Blog Post - Nuclear Security Matters

September 2014 Nuclear Security Brief – Radiological Materials Security and Other News

Oct. 02, 2014

Prepared by Chris Mcguire

Radioactive material disappears in Kazakhstan, more security failures at Y-12, and the United States and Russia work together to remove vulnerable nuclear material from Poland.

Highlights:

  • Authorities in Kazakhstan announced that a container of cesium-137 disappeared during transport.
  • The National Nuclear Security Administration ordered the contractor managing Y-12’s security to conduct a broad review of recent safety and security failures.
  • The United States and Russia worked together to remove nuclear material from Poland.

 

Security for Radiological Sources

  • Authorities in Kazakhstan announced that a container holding cesium-137 disappeared. Analysts believe it fell off a truck in the western part of the country. Cesium-137 is a category 1 radioactive material, and could be used in a dirty bomb.  (Al-Jazeera America, September 8, 2014)
  • The Nuclear Regulatory Commission sent the third report of the Radiation Source Protection and Security Task Force to the President. The report outlines federal efforts over the past four years to improve the security of radioactive material. The report can be read here. (Nuclear Regulatory Commission, September 16, 2014)

Stopping Nuclear Smuggling

  • The United States and Iraq signed a joint action plan to combat the smuggling of nuclear and radioactive material. Following the signing, GTRI provided the Iraqi government with radiation detection and identification equipment. (U.S. Department of State, September 3, 2014)
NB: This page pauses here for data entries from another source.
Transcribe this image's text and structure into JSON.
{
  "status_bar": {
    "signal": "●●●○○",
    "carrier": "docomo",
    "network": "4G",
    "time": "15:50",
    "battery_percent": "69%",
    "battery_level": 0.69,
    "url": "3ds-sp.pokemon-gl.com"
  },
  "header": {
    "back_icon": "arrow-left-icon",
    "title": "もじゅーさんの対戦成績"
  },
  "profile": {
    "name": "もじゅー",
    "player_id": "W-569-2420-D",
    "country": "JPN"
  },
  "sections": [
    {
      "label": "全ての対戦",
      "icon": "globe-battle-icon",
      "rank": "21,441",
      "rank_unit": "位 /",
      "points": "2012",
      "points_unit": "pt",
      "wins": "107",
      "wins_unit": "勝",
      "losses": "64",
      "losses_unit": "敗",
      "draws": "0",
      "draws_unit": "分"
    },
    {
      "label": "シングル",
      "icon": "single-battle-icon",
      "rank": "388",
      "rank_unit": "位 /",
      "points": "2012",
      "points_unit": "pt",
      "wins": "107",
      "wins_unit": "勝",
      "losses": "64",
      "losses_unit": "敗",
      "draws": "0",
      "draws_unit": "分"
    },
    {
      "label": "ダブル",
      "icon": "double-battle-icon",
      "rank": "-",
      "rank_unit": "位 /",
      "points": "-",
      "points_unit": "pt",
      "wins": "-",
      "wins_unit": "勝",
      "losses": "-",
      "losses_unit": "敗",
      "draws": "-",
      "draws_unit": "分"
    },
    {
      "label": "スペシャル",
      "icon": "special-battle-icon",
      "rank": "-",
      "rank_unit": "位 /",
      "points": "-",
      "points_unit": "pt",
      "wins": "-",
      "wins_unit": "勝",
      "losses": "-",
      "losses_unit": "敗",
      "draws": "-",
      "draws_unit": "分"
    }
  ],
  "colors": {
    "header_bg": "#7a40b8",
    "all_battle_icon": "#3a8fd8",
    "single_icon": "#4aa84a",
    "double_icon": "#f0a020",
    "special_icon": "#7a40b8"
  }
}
Threats and Vulnerabilities

  • American security forces tasked with responding to a security breach at nuclear missile sites received new equipment and uniforms better suited to their mission. (Washington Post, September 5, 2014)
  • Andrei Novikov, head of the Commonwealth of Independent States Anti-Terrorism Center, warned that terrorists could transport nuclear weapons and materials through Central Asia. (The Moscow Times, September 9, 2014)
  • The Defense Nuclear Facilities Safety Board released a report stating the country’s nuclear weapons labs are unprepared to respond to emergencies, from small-scale security concerns to large-scale disasters. (Santa Fe New Mexican, September 13, 2014)

U.S.-Russian Nuclear Security Cooperation

Security for Nuclear Power Plants and Facilities

  • A recent Department of Energy Inspector General Report found that the National Nuclear Security Administration Office of Secure Transportation failed “to report and properly assess a deliberate example of unauthorized access to nuclear weapons.” A summary of the report can be read here. (Atomic City Underground, September 29, 2014)

Constraining Production of Weapons-Useable Material

  • The Japanese government announced that the country’s plutonium stockpile increased to 47 tons in 2013, approximately 2.9 tons more than in 2012. (The Japan Times, September 17, 2014)
  • The International Atomic Energy Agency and the Nuclear Energy Agency of the Organization for Economic Co-operation and Development published the 2014 edition of “The Redbook,” a report projecting future uranium resources, production, and demand. (International Atomic Energy Agency, September 20, 2014)

Budget

For more information on this publication: Please contact the Belfer Communications Office
For Academic Citation: September 2014 Nuclear Security Brief – Radiological Materials Security and Other News.” Nuclear Security Matters, October 2, 2014, https://nuclearsecuritymatters.belfercenter.org/publication/september-2014-nuclear-security-brief-radiological-materials-security-and-other-news.